Post Executive Editor Benjamin C. Bradlee explained that his paper, which ran the strips unchanged save for the Harris correction, “never had any doubts” about using the cartoons “because it is political satire” and the information upon which Trudeau based the column “has been out and around” for some time.
Nonetheless, Bradlee said, he did attempt to independently verify the names in the strip. Would he have run the Doonesbury cartoons if he, like most newspapers around the country, lacked the resources to make such verification?
“I won’t answer that question,” Bradlee said. “I have enough trouble dealing with reality.”
Those papers that dropped the comic strip this week, however, created much more commotion than those that ran it.
164 Readers Cancel
One hundred sixty-four Times readers canceled their subscriptions completely, and another 65 subscribers asked that delivery of the paper be stopped for this week only. In addition, the paper has received more than 600 reader complaints.
The Philadelphia Inquirer, which edited the cartoons, has received no complaints. Neither, said Bradlee, has the Post.
Universal Press General Manager Lee Salem said his syndicate prefers that newspapers not edit Doonesbury, “for obvious reasons, some of them legal, but I think it is incumbent on anyone who does change it to make it clear they have done so.” In fact, those who buy the strip sign a contract stating that they will not change it.
Trudeau, who was unavailable for comment, based the strip largely on a report prepared by the staff members of the House civil service subcommittee of Reagan Administration officials who left office over legal or ethical questions.
Dan Buck, administrative aide to subcommittee chairman Rep. Patricia Schroeder (D-Colo.), said the report was not the work of outside investigation but was drawn from a compilation of newspaper and magazine clippings.
Published in National Journal
Buck, however, said the list, which included more than 100 names, had been widely circulated in Washington and even published at one point in National Journal.
Buck said he was disappointed that the Los Angeles Times had decided not to publish the strip. “It is a little surprising that the newspaper which publishes (editorial cartoonist) Paul Conrad would falter at the sight of a fairly average Doonesbury strip. Conrad ought to have his pen registered as a legal weapon.”
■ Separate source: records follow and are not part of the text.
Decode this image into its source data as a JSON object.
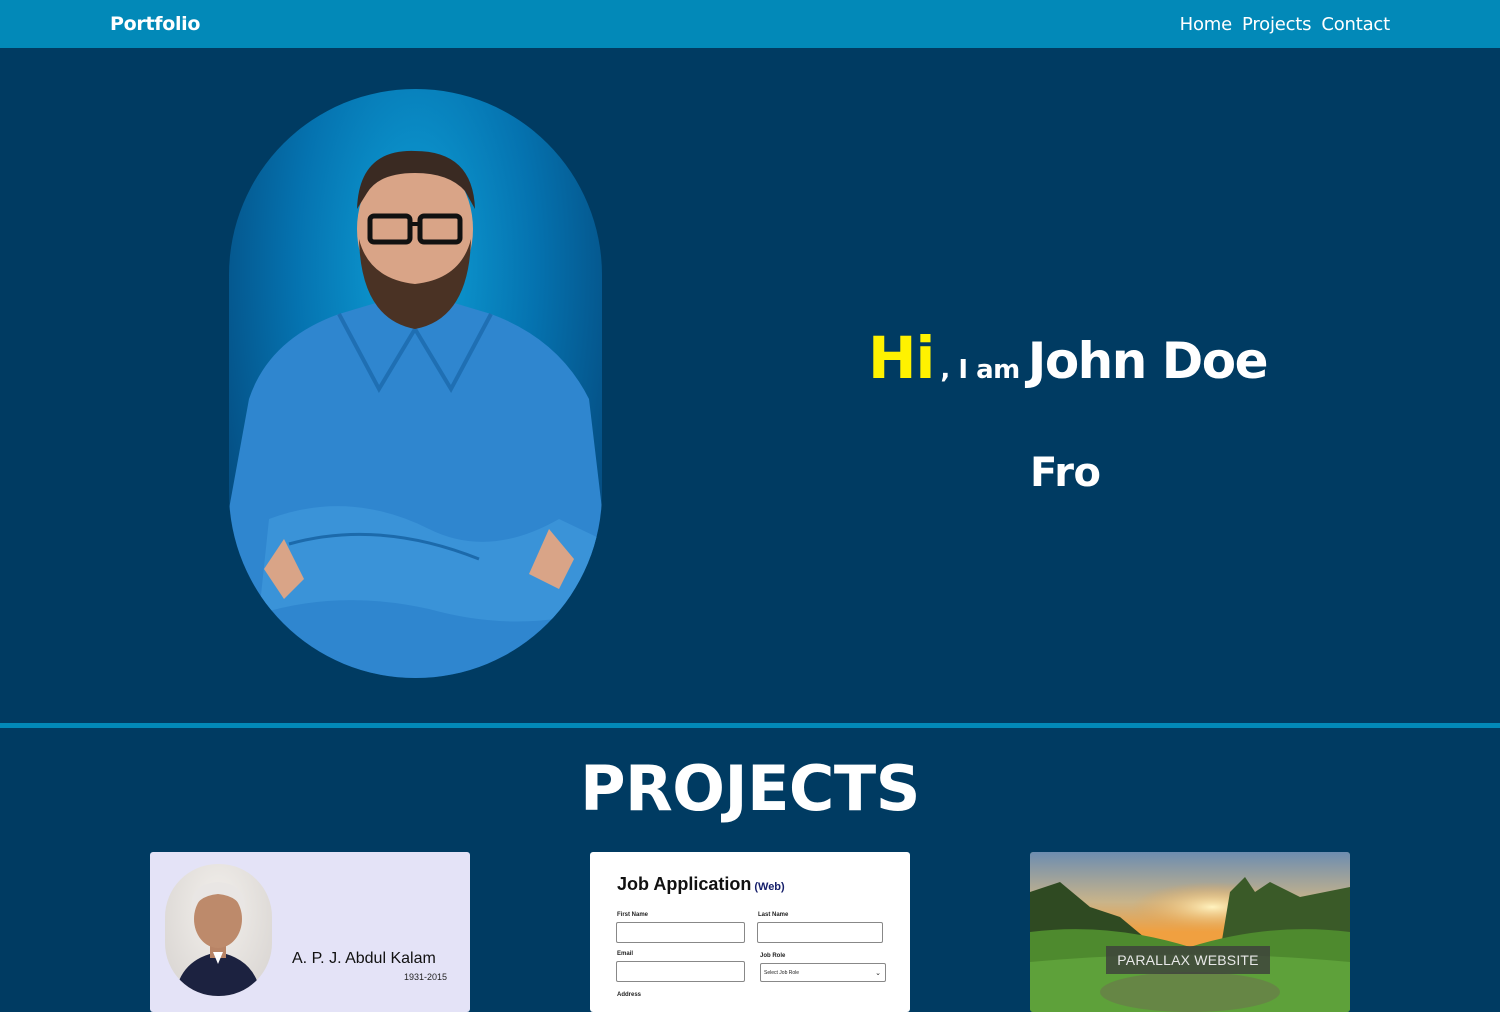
{
  "nav": {
    "brand": "Portfolio",
    "links": [
      "Home",
      "Projects",
      "Contact"
    ]
  },
  "hero": {
    "greeting": "Hi",
    "intro": ", I am",
    "name": "John Doe",
    "role_typed": "Fro",
    "accent_color": "#fff200"
  },
  "projects": {
    "title": "PROJECTS",
    "cards": [
      {
        "name": "A. P. J. Abdul Kalam",
        "years": "1931-2015"
      },
      {
        "title": "Job Application",
        "subtitle": "(Web)",
        "fields": {
          "first_name": "First Name",
          "last_name": "Last Name",
          "email": "Email",
          "job_role": "Job Role",
          "job_role_value": "Select Job Role",
          "address": "Address"
        }
      },
      {
        "label": "PARALLAX WEBSITE"
      }
    ]
  },
  "colors": {
    "navbar": "#0289b8",
    "background": "#003b62",
    "divider": "#0289b8"
  }
}
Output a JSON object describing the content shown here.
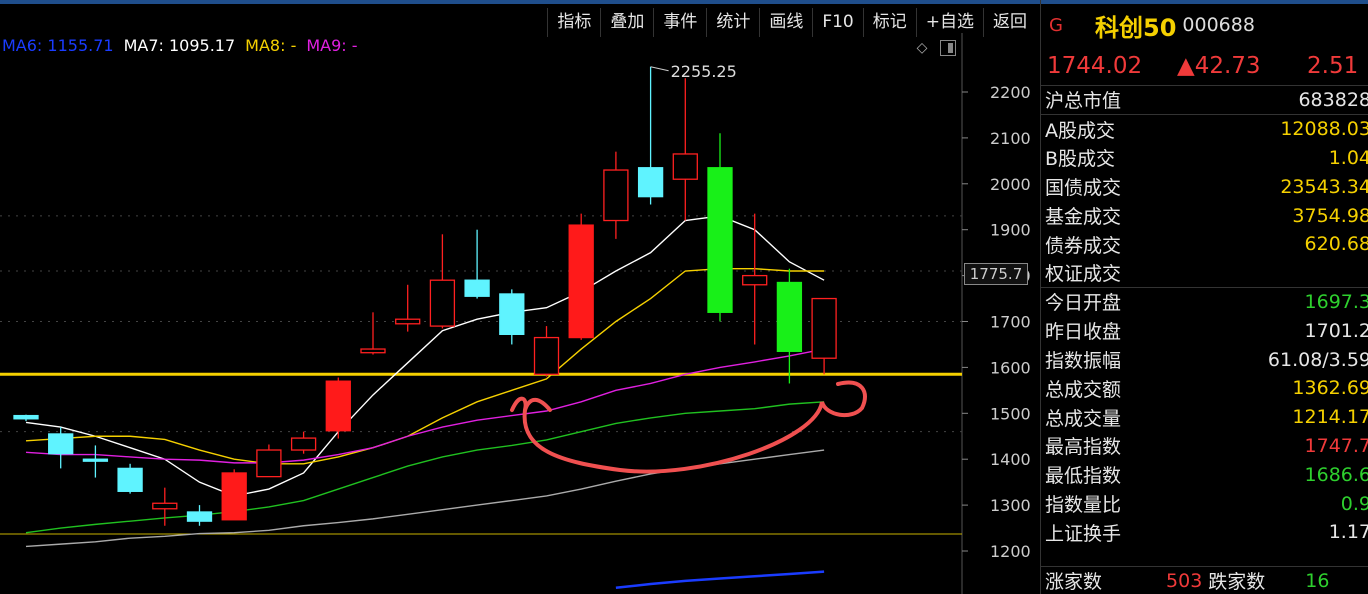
{
  "toolbar": {
    "buttons": [
      "指标",
      "叠加",
      "事件",
      "统计",
      "画线",
      "F10",
      "标记",
      "+自选",
      "返回"
    ]
  },
  "ma_legend": [
    {
      "label": "MA6: 1155.71",
      "color": "#1a3cff"
    },
    {
      "label": "MA7: 1095.17",
      "color": "#ffffff"
    },
    {
      "label": "MA8: -",
      "color": "#f5d000"
    },
    {
      "label": "MA9: -",
      "color": "#e020e0"
    }
  ],
  "chart_icons": [
    "diamond-icon",
    "panel-toggle-icon"
  ],
  "current_price_tag": "1775.7",
  "chart_data": {
    "type": "candlestick",
    "y_ticks": [
      1200,
      1300,
      1400,
      1500,
      1600,
      1700,
      1800,
      1900,
      2000,
      2100,
      2200
    ],
    "y_tick_labels": [
      "1200",
      "1300",
      "1400",
      "1500",
      "1600",
      "1700",
      "1800",
      "1900",
      "2000",
      "2100",
      "2200"
    ],
    "ylim": [
      1160,
      2300
    ],
    "peak_annotation": "2255.25",
    "candles": [
      {
        "o": 1495,
        "c": 1488,
        "h": 1497,
        "l": 1483,
        "color": "cyan"
      },
      {
        "o": 1455,
        "c": 1412,
        "h": 1470,
        "l": 1380,
        "color": "cyan"
      },
      {
        "o": 1400,
        "c": 1398,
        "h": 1430,
        "l": 1360,
        "color": "cyan"
      },
      {
        "o": 1380,
        "c": 1330,
        "h": 1390,
        "l": 1325,
        "color": "cyan"
      },
      {
        "o": 1292,
        "c": 1304,
        "h": 1338,
        "l": 1255,
        "color": "red"
      },
      {
        "o": 1285,
        "c": 1265,
        "h": 1300,
        "l": 1255,
        "color": "cyan"
      },
      {
        "o": 1268,
        "c": 1370,
        "h": 1378,
        "l": 1268,
        "color": "red-filled"
      },
      {
        "o": 1362,
        "c": 1420,
        "h": 1432,
        "l": 1362,
        "color": "red"
      },
      {
        "o": 1420,
        "c": 1446,
        "h": 1460,
        "l": 1412,
        "color": "red"
      },
      {
        "o": 1462,
        "c": 1570,
        "h": 1578,
        "l": 1445,
        "color": "red-filled"
      },
      {
        "o": 1632,
        "c": 1640,
        "h": 1720,
        "l": 1628,
        "color": "red"
      },
      {
        "o": 1695,
        "c": 1705,
        "h": 1780,
        "l": 1678,
        "color": "red"
      },
      {
        "o": 1690,
        "c": 1790,
        "h": 1890,
        "l": 1685,
        "color": "red"
      },
      {
        "o": 1790,
        "c": 1755,
        "h": 1900,
        "l": 1750,
        "color": "cyan"
      },
      {
        "o": 1760,
        "c": 1672,
        "h": 1770,
        "l": 1650,
        "color": "cyan"
      },
      {
        "o": 1585,
        "c": 1665,
        "h": 1690,
        "l": 1580,
        "color": "red"
      },
      {
        "o": 1665,
        "c": 1910,
        "h": 1935,
        "l": 1660,
        "color": "red-filled"
      },
      {
        "o": 1920,
        "c": 2030,
        "h": 2070,
        "l": 1880,
        "color": "red"
      },
      {
        "o": 2035,
        "c": 1972,
        "h": 2255,
        "l": 1955,
        "color": "cyan"
      },
      {
        "o": 2010,
        "c": 2065,
        "h": 2230,
        "l": 1920,
        "color": "red"
      },
      {
        "o": 2035,
        "c": 1720,
        "h": 2110,
        "l": 1700,
        "color": "green"
      },
      {
        "o": 1780,
        "c": 1800,
        "h": 1935,
        "l": 1650,
        "color": "red"
      },
      {
        "o": 1785,
        "c": 1635,
        "h": 1815,
        "l": 1565,
        "color": "green"
      },
      {
        "o": 1620,
        "c": 1750,
        "h": 1750,
        "l": 1585,
        "color": "red"
      }
    ],
    "ma_lines": [
      {
        "name": "white-short",
        "color": "#ffffff",
        "values": [
          1480,
          1470,
          1450,
          1425,
          1400,
          1350,
          1320,
          1335,
          1370,
          1460,
          1540,
          1610,
          1680,
          1705,
          1720,
          1730,
          1765,
          1810,
          1850,
          1920,
          1930,
          1900,
          1830,
          1790
        ]
      },
      {
        "name": "yellow",
        "color": "#f5d000",
        "values": [
          1440,
          1445,
          1450,
          1450,
          1443,
          1420,
          1400,
          1390,
          1390,
          1405,
          1425,
          1450,
          1490,
          1525,
          1550,
          1575,
          1640,
          1700,
          1750,
          1810,
          1815,
          1815,
          1810,
          1810
        ]
      },
      {
        "name": "magenta",
        "color": "#e020e0",
        "values": [
          1415,
          1410,
          1410,
          1405,
          1400,
          1398,
          1392,
          1392,
          1398,
          1410,
          1425,
          1450,
          1470,
          1485,
          1495,
          1505,
          1525,
          1550,
          1565,
          1585,
          1600,
          1612,
          1625,
          1640
        ]
      },
      {
        "name": "green",
        "color": "#20c020",
        "values": [
          1240,
          1250,
          1258,
          1265,
          1272,
          1278,
          1286,
          1296,
          1310,
          1335,
          1360,
          1385,
          1405,
          1420,
          1430,
          1442,
          1460,
          1478,
          1490,
          1500,
          1505,
          1510,
          1520,
          1525
        ]
      },
      {
        "name": "gray",
        "color": "#aaaaaa",
        "values": [
          1210,
          1215,
          1220,
          1228,
          1232,
          1238,
          1240,
          1245,
          1255,
          1262,
          1270,
          1280,
          1290,
          1300,
          1310,
          1320,
          1335,
          1352,
          1368,
          1380,
          1390,
          1400,
          1410,
          1420
        ]
      },
      {
        "name": "blue",
        "color": "#1a3cff",
        "values": [
          null,
          null,
          null,
          null,
          null,
          null,
          null,
          null,
          null,
          null,
          null,
          null,
          null,
          null,
          null,
          null,
          null,
          1120,
          1128,
          1135,
          1140,
          1145,
          1150,
          1155
        ]
      }
    ],
    "horizontal_lines": [
      {
        "value": 1585,
        "color": "#f5d000"
      },
      {
        "value": 1237,
        "color": "#c9b200"
      }
    ],
    "dashed_gridlines": [
      1930,
      1810,
      1700,
      1585,
      1460
    ]
  },
  "panel": {
    "marker": "G",
    "name": "科创50",
    "code": "000688",
    "price": "1744.02",
    "change": "▲42.73",
    "change_pct": "2.51",
    "stats": [
      {
        "label": "沪总市值",
        "value": "683828",
        "cls": "v-white",
        "sep": true
      },
      {
        "label": "A股成交",
        "value": "12088.03",
        "cls": "v-yellow",
        "sep": false
      },
      {
        "label": "B股成交",
        "value": "1.04",
        "cls": "v-yellow",
        "sep": false
      },
      {
        "label": "国债成交",
        "value": "23543.34",
        "cls": "v-yellow",
        "sep": false
      },
      {
        "label": "基金成交",
        "value": "3754.98",
        "cls": "v-yellow",
        "sep": false
      },
      {
        "label": "债券成交",
        "value": "620.68",
        "cls": "v-yellow",
        "sep": false
      },
      {
        "label": "权证成交",
        "value": "",
        "cls": "v-yellow",
        "sep": true
      },
      {
        "label": "今日开盘",
        "value": "1697.3",
        "cls": "v-green",
        "sep": false
      },
      {
        "label": "昨日收盘",
        "value": "1701.2",
        "cls": "v-white",
        "sep": false
      },
      {
        "label": "指数振幅",
        "value": "61.08/3.59",
        "cls": "v-white",
        "sep": false
      },
      {
        "label": "总成交额",
        "value": "1362.69",
        "cls": "v-yellow",
        "sep": false
      },
      {
        "label": "总成交量",
        "value": "1214.17",
        "cls": "v-yellow",
        "sep": false
      },
      {
        "label": "最高指数",
        "value": "1747.7",
        "cls": "v-red",
        "sep": false
      },
      {
        "label": "最低指数",
        "value": "1686.6",
        "cls": "v-green",
        "sep": false
      },
      {
        "label": "指数量比",
        "value": "0.9",
        "cls": "v-green",
        "sep": false
      },
      {
        "label": "上证换手",
        "value": "1.17",
        "cls": "v-white",
        "sep": false
      }
    ],
    "breadth": {
      "up_label": "涨家数",
      "up_value": "503",
      "down_label": "跌家数",
      "down_value": "16"
    }
  }
}
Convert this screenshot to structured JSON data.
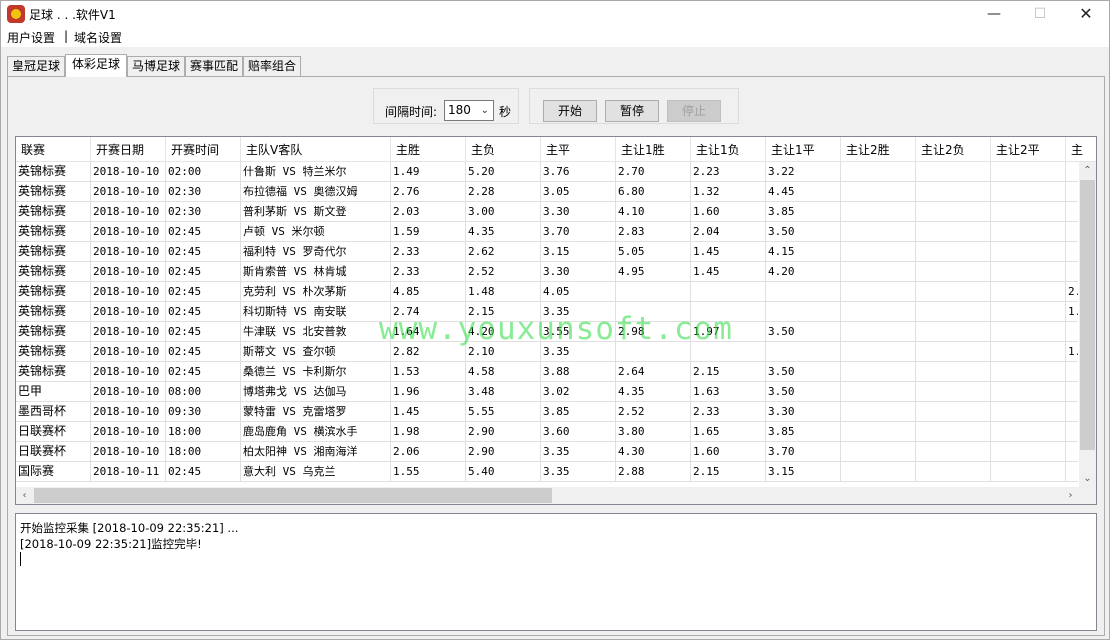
{
  "window": {
    "title": "足球 . . .软件V1",
    "controls": {
      "minimize": "—",
      "maximize": "☐",
      "close": "✕"
    }
  },
  "menu": [
    {
      "label": "用户设置"
    },
    {
      "label": "域名设置"
    }
  ],
  "menu_separator": "|",
  "tabs": [
    {
      "label": "皇冠足球",
      "active": false
    },
    {
      "label": "体彩足球",
      "active": true
    },
    {
      "label": "马博足球",
      "active": false
    },
    {
      "label": "赛事匹配",
      "active": false
    },
    {
      "label": "赔率组合",
      "active": false
    }
  ],
  "controls": {
    "interval_label": "间隔时间:",
    "interval_value": "180",
    "interval_unit": "秒",
    "start_label": "开始",
    "pause_label": "暂停",
    "stop_label": "停止"
  },
  "table": {
    "columns": [
      "联赛",
      "开赛日期",
      "开赛时间",
      "主队V客队",
      "主胜",
      "主负",
      "主平",
      "主让1胜",
      "主让1负",
      "主让1平",
      "主让2胜",
      "主让2负",
      "主让2平",
      "主"
    ],
    "rows": [
      [
        "英锦标赛",
        "2018-10-10",
        "02:00",
        "什鲁斯 VS 特兰米尔",
        "1.49",
        "5.20",
        "3.76",
        "2.70",
        "2.23",
        "3.22",
        "",
        "",
        "",
        ""
      ],
      [
        "英锦标赛",
        "2018-10-10",
        "02:30",
        "布拉德福 VS 奥德汉姆",
        "2.76",
        "2.28",
        "3.05",
        "6.80",
        "1.32",
        "4.45",
        "",
        "",
        "",
        ""
      ],
      [
        "英锦标赛",
        "2018-10-10",
        "02:30",
        "普利茅斯 VS 斯文登",
        "2.03",
        "3.00",
        "3.30",
        "4.10",
        "1.60",
        "3.85",
        "",
        "",
        "",
        ""
      ],
      [
        "英锦标赛",
        "2018-10-10",
        "02:45",
        "卢顿 VS 米尔顿",
        "1.59",
        "4.35",
        "3.70",
        "2.83",
        "2.04",
        "3.50",
        "",
        "",
        "",
        ""
      ],
      [
        "英锦标赛",
        "2018-10-10",
        "02:45",
        "福利特 VS 罗奇代尔",
        "2.33",
        "2.62",
        "3.15",
        "5.05",
        "1.45",
        "4.15",
        "",
        "",
        "",
        ""
      ],
      [
        "英锦标赛",
        "2018-10-10",
        "02:45",
        "斯肯索普 VS 林肯城",
        "2.33",
        "2.52",
        "3.30",
        "4.95",
        "1.45",
        "4.20",
        "",
        "",
        "",
        ""
      ],
      [
        "英锦标赛",
        "2018-10-10",
        "02:45",
        "克劳利 VS 朴次茅斯",
        "4.85",
        "1.48",
        "4.05",
        "",
        "",
        "",
        "",
        "",
        "",
        "2."
      ],
      [
        "英锦标赛",
        "2018-10-10",
        "02:45",
        "科切斯特 VS 南安联",
        "2.74",
        "2.15",
        "3.35",
        "",
        "",
        "",
        "",
        "",
        "",
        "1."
      ],
      [
        "英锦标赛",
        "2018-10-10",
        "02:45",
        "牛津联 VS 北安普敦",
        "1.64",
        "4.20",
        "3.55",
        "2.98",
        "1.97",
        "3.50",
        "",
        "",
        "",
        ""
      ],
      [
        "英锦标赛",
        "2018-10-10",
        "02:45",
        "斯蒂文 VS 查尔顿",
        "2.82",
        "2.10",
        "3.35",
        "",
        "",
        "",
        "",
        "",
        "",
        "1."
      ],
      [
        "英锦标赛",
        "2018-10-10",
        "02:45",
        "桑德兰 VS 卡利斯尔",
        "1.53",
        "4.58",
        "3.88",
        "2.64",
        "2.15",
        "3.50",
        "",
        "",
        "",
        ""
      ],
      [
        "巴甲",
        "2018-10-10",
        "08:00",
        "博塔弗戈 VS 达伽马",
        "1.96",
        "3.48",
        "3.02",
        "4.35",
        "1.63",
        "3.50",
        "",
        "",
        "",
        ""
      ],
      [
        "墨西哥杯",
        "2018-10-10",
        "09:30",
        "蒙特雷 VS 克雷塔罗",
        "1.45",
        "5.55",
        "3.85",
        "2.52",
        "2.33",
        "3.30",
        "",
        "",
        "",
        ""
      ],
      [
        "日联赛杯",
        "2018-10-10",
        "18:00",
        "鹿岛鹿角 VS 横滨水手",
        "1.98",
        "2.90",
        "3.60",
        "3.80",
        "1.65",
        "3.85",
        "",
        "",
        "",
        ""
      ],
      [
        "日联赛杯",
        "2018-10-10",
        "18:00",
        "柏太阳神 VS 湘南海洋",
        "2.06",
        "2.90",
        "3.35",
        "4.30",
        "1.60",
        "3.70",
        "",
        "",
        "",
        ""
      ],
      [
        "国际赛",
        "2018-10-11",
        "02:45",
        "意大利 VS 乌克兰",
        "1.55",
        "5.40",
        "3.35",
        "2.88",
        "2.15",
        "3.15",
        "",
        "",
        "",
        ""
      ]
    ]
  },
  "watermark": "www.youxunsoft.com",
  "log": {
    "lines": [
      "开始监控采集 [2018-10-09 22:35:21] ...",
      "[2018-10-09 22:35:21]监控完毕!"
    ]
  }
}
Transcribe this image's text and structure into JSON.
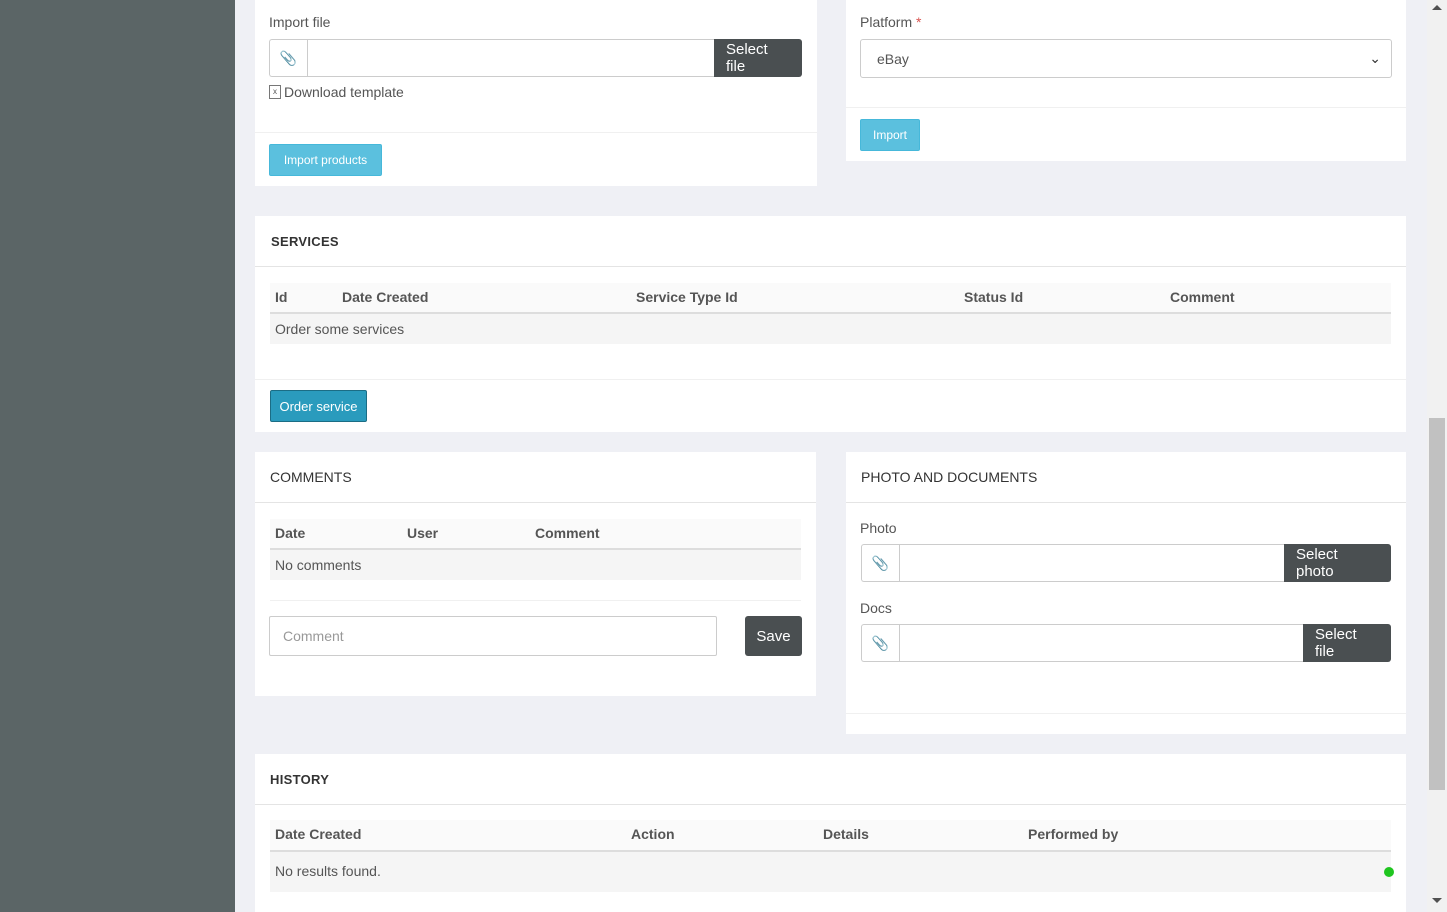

Thomas pointed out that Conrad’s work also is subject to review for fairness and content.